Assignment
Work through the records below and copy every line that includes "USDT".

---- Entries supplied

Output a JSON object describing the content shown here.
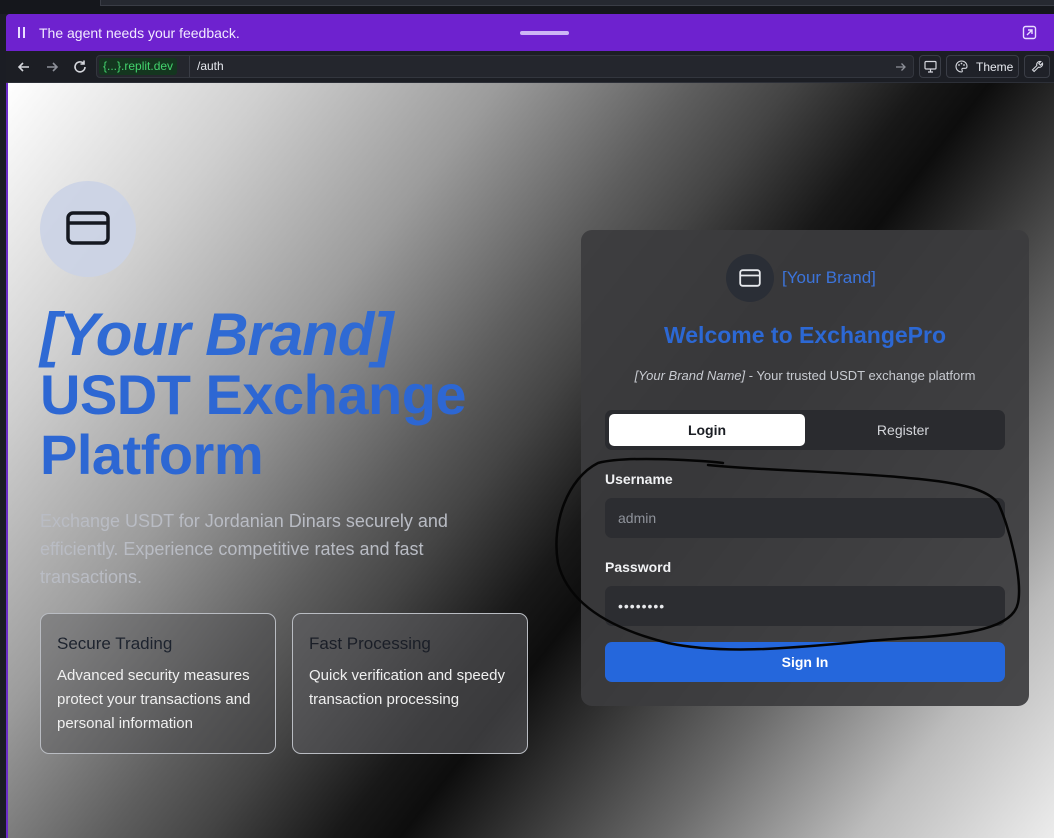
{
  "feedback_bar": {
    "message": "The agent needs your feedback."
  },
  "browser": {
    "url_host": "{...}.replit.dev",
    "url_path": "/auth",
    "theme_label": "Theme"
  },
  "hero": {
    "brand": "[Your Brand]",
    "title": "USDT Exchange Platform",
    "description": "Exchange USDT for Jordanian Dinars securely and efficiently. Experience competitive rates and fast transactions.",
    "features": [
      {
        "title": "Secure Trading",
        "text": "Advanced security measures protect your transactions and personal information"
      },
      {
        "title": "Fast Processing",
        "text": "Quick verification and speedy transaction processing"
      }
    ]
  },
  "auth_card": {
    "brand": "[Your Brand]",
    "title": "Welcome to ExchangePro",
    "subtitle_brand": "[Your Brand Name]",
    "subtitle_rest": " - Your trusted USDT exchange platform",
    "tabs": [
      {
        "label": "Login",
        "active": true
      },
      {
        "label": "Register",
        "active": false
      }
    ],
    "username_label": "Username",
    "username_value": "admin",
    "password_label": "Password",
    "password_value": "••••••••",
    "submit_label": "Sign In"
  },
  "colors": {
    "accent": "#2567dc",
    "brand_text": "#2f6ad4",
    "feedback_bar": "#6e22cf",
    "url_host_green": "#43d36d"
  },
  "icons": [
    "pause-icon",
    "popout-icon",
    "back-arrow-icon",
    "forward-arrow-icon",
    "reload-icon",
    "go-arrow-icon",
    "monitor-icon",
    "palette-icon",
    "wrench-icon",
    "credit-card-icon"
  ]
}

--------

Response to the task
    "title": "USDT Exchange Platform",
    "description": "Exchange USDT for Jordanian Dinars securely and efficiently. Experience competitive rates and fast transactions.",
    "subtitle_rest": " - Your trusted USDT exchange platform",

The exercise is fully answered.